|July 08, 2019 - July 19, 20197/08 - 7/19||M-F 9A-11:30A and TWTh 1P-2:30P||Waitlisted||Kirun Sankaran||11232|
This course is designed specifically for English Language Learners interested in further developing their English skills in a challenging college-level academic setting.
Lots of people care about virtue. But less attention has been paid to vice. In this class, we'll think critically about what does it mean to be a bad person. Here are some things we'll think about:
What is lying? How does it differ from merely saying something untrue? And why is it bad to lie?
What is selfishness and why is it bad to be selfish?
What makes for a bad political leader? What kinds of things might a bad political leader say or do? How do societies fall victim to bad political leaders?
What is cowardice? Why is it bad to be a coward?
The point of this course is to develop philosophical skills while exploring relevant contemporary moral issues using relatively accessible texts that are also philosophically interesting. I plan to build the course around three books, all written by high-profile philosophers and political theorists. The first is Harry Frankfurt's famous *On Bullshit*, plus a series of responses to it. The second is the philosopher Tamler Sommer's *Why Honor Matters* which gives an account of a particular bundle of vices that we group under the term "dishonorable", and why they are interesting moral bads. The third is the political theorist Jan-Werner Muller's *What Is Populism,* which is a timely book about the vices of political leaders. In particular, it provides a useful diagnosis of the vices of contemporary populism, as exemplified by leaders like Viktor Orban in Hungary, Marine le Pen in France, and the current President of the United States.

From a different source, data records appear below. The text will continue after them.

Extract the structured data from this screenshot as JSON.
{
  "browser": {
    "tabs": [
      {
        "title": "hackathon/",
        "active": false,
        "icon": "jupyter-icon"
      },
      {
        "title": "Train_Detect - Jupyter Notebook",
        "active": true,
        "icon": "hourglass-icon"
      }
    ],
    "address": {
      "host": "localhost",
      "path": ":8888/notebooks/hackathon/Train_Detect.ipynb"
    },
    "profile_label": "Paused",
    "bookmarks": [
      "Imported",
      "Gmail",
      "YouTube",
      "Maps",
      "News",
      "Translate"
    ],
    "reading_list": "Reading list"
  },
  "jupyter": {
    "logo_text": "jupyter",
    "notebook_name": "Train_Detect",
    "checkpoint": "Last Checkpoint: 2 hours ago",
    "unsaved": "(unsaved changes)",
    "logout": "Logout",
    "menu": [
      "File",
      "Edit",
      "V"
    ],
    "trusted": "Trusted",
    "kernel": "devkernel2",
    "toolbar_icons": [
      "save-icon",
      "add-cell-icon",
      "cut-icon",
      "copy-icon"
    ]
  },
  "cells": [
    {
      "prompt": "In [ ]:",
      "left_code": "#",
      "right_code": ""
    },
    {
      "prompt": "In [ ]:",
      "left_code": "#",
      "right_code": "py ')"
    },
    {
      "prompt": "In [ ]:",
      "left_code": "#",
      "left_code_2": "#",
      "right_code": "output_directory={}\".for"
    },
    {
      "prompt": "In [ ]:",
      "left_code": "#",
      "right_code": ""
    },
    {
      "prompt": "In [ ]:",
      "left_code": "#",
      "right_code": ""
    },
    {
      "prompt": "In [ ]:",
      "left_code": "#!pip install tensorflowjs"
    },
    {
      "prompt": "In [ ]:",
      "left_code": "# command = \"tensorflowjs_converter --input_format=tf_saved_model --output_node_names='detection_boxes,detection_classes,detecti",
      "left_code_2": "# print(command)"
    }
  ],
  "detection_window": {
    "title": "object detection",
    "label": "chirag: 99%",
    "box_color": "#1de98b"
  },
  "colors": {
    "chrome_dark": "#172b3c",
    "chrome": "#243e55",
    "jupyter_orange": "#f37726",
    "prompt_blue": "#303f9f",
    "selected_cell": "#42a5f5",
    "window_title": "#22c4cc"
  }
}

Each of these is an accessible but rigorous introduction to an interesting philosophical issue. What's more, virtue is the subject of plenty of ethics courses, but talking about vice allows us to examine some of the terrain covered by a traditional ethics course from a slightly different angle.
Over a three week course, students can easily finish all three books, and in a one-week course they could easily finish the Frankfurt and Muller texts (which are under 200 pages combined). I anticipate that students will write at least two short (5-page) papers on topics that I'll assign, and most of the learning will be through class discussion. I aim for the course to provide a solid grounding in philosophical method--how to read, reconstruct, and critique an argument. These are the basic skills they'll have to use in any other philosophy course, and in any other class that requires analytical and writing skills.
Students will finish the course having learned how to read a text and understand the argument its author is making; reconstruct the argument to an intelligent but uninformed audience; raise objections to the argument; and defend the argument from objections. These are the essential basic skills of writing an academic paper, both in philosophy and in other humanities and social sciences disciplines.
Summer@Brown for English Language Learners
A select group of non-credit courses in the liberal arts and sciences supplemented with English language learning, two weeks long, taught on Brown’s campus. For University-bound English language learners completing grades 9-12 by June 2019.Visit Program Page Learn How to Apply